(Extracted records)
• • • • •

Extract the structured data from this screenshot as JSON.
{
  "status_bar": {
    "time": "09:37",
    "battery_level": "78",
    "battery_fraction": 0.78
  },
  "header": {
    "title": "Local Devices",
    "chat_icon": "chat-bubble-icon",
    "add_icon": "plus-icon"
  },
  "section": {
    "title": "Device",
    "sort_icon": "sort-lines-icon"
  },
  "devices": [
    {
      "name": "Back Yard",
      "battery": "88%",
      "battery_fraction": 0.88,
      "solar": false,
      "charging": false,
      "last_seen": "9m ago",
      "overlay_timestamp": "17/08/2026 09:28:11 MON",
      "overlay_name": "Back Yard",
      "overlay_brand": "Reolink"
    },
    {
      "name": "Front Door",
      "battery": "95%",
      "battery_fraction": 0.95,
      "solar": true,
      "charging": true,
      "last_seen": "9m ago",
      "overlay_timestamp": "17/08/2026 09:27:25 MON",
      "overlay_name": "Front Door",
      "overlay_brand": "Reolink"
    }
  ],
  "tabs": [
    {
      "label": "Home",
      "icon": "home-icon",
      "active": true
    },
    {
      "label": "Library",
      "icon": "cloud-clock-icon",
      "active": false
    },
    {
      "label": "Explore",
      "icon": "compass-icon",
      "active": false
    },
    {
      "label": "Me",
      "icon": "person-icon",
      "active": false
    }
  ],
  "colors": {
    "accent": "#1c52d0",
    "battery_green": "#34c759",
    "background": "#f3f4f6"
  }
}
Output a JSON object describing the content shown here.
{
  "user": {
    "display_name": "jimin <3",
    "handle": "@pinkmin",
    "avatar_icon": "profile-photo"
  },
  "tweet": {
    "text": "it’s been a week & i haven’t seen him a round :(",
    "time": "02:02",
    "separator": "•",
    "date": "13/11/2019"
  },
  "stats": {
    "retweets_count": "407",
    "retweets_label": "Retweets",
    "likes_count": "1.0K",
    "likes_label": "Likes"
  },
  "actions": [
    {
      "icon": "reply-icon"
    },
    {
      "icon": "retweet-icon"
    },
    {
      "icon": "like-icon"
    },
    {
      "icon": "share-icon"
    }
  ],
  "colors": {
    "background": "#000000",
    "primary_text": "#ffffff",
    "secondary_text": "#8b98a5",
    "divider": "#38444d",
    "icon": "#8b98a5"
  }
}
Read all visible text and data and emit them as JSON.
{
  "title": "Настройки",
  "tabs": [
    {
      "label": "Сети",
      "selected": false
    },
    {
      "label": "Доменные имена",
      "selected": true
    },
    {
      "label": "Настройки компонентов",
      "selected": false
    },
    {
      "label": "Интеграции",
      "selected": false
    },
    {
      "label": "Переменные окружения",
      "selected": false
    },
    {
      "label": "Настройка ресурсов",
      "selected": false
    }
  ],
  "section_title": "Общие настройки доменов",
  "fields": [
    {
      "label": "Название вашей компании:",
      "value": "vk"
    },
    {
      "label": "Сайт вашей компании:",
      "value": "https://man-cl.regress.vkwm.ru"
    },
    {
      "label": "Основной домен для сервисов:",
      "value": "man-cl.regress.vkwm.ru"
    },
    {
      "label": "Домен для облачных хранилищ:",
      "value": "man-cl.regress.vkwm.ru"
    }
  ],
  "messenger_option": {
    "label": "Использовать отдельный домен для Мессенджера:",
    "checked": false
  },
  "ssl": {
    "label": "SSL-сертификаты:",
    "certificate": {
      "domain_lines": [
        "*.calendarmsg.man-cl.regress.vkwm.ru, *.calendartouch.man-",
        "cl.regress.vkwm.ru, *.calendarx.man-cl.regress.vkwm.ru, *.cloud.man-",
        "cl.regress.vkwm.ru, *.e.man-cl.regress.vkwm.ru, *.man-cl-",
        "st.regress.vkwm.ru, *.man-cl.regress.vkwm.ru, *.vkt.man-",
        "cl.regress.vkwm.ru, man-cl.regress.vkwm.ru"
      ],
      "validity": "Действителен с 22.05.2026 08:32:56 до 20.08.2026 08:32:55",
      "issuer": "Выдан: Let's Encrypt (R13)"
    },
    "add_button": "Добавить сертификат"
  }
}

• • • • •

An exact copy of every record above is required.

Extract the structured data from this screenshot as JSON.
{
  "status_bar": {
    "time": "09:37",
    "battery_level": "78",
    "battery_fraction": 0.78
  },
  "header": {
    "title": "Local Devices",
    "chat_icon": "chat-bubble-icon",
    "add_icon": "plus-icon"
  },
  "section": {
    "title": "Device",
    "sort_icon": "sort-lines-icon"
  },
  "devices": [
    {
      "name": "Back Yard",
      "battery": "88%",
      "battery_fraction": 0.88,
      "solar": false,
      "charging": false,
      "last_seen": "9m ago",
      "overlay_timestamp": "17/08/2026 09:28:11 MON",
      "overlay_name": "Back Yard",
      "overlay_brand": "Reolink"
    },
    {
      "name": "Front Door",
      "battery": "95%",
      "battery_fraction": 0.95,
      "solar": true,
      "charging": true,
      "last_seen": "9m ago",
      "overlay_timestamp": "17/08/2026 09:27:25 MON",
      "overlay_name": "Front Door",
      "overlay_brand": "Reolink"
    }
  ],
  "tabs": [
    {
      "label": "Home",
      "icon": "home-icon",
      "active": true
    },
    {
      "label": "Library",
      "icon": "cloud-clock-icon",
      "active": false
    },
    {
      "label": "Explore",
      "icon": "compass-icon",
      "active": false
    },
    {
      "label": "Me",
      "icon": "person-icon",
      "active": false
    }
  ],
  "colors": {
    "accent": "#1c52d0",
    "battery_green": "#34c759",
    "background": "#f3f4f6"
  }
}
Output a JSON object describing the content shown here.
{
  "user": {
    "display_name": "jimin <3",
    "handle": "@pinkmin",
    "avatar_icon": "profile-photo"
  },
  "tweet": {
    "text": "it’s been a week & i haven’t seen him a round :(",
    "time": "02:02",
    "separator": "•",
    "date": "13/11/2019"
  },
  "stats": {
    "retweets_count": "407",
    "retweets_label": "Retweets",
    "likes_count": "1.0K",
    "likes_label": "Likes"
  },
  "actions": [
    {
      "icon": "reply-icon"
    },
    {
      "icon": "retweet-icon"
    },
    {
      "icon": "like-icon"
    },
    {
      "icon": "share-icon"
    }
  ],
  "colors": {
    "background": "#000000",
    "primary_text": "#ffffff",
    "secondary_text": "#8b98a5",
    "divider": "#38444d",
    "icon": "#8b98a5"
  }
}
Read all visible text and data and emit them as JSON.
{
  "title": "Настройки",
  "tabs": [
    {
      "label": "Сети",
      "selected": false
    },
    {
      "label": "Доменные имена",
      "selected": true
    },
    {
      "label": "Настройки компонентов",
      "selected": false
    },
    {
      "label": "Интеграции",
      "selected": false
    },
    {
      "label": "Переменные окружения",
      "selected": false
    },
    {
      "label": "Настройка ресурсов",
      "selected": false
    }
  ],
  "section_title": "Общие настройки доменов",
  "fields": [
    {
      "label": "Название вашей компании:",
      "value": "vk"
    },
    {
      "label": "Сайт вашей компании:",
      "value": "https://man-cl.regress.vkwm.ru"
    },
    {
      "label": "Основной домен для сервисов:",
      "value": "man-cl.regress.vkwm.ru"
    },
    {
      "label": "Домен для облачных хранилищ:",
      "value": "man-cl.regress.vkwm.ru"
    }
  ],
  "messenger_option": {
    "label": "Использовать отдельный домен для Мессенджера:",
    "checked": false
  },
  "ssl": {
    "label": "SSL-сертификаты:",
    "certificate": {
      "domain_lines": [
        "*.calendarmsg.man-cl.regress.vkwm.ru, *.calendartouch.man-",
        "cl.regress.vkwm.ru, *.calendarx.man-cl.regress.vkwm.ru, *.cloud.man-",
        "cl.regress.vkwm.ru, *.e.man-cl.regress.vkwm.ru, *.man-cl-",
        "st.regress.vkwm.ru, *.man-cl.regress.vkwm.ru, *.vkt.man-",
        "cl.regress.vkwm.ru, man-cl.regress.vkwm.ru"
      ],
      "validity": "Действителен с 22.05.2026 08:32:56 до 20.08.2026 08:32:55",
      "issuer": "Выдан: Let's Encrypt (R13)"
    },
    "add_button": "Добавить сертификат"
  }
}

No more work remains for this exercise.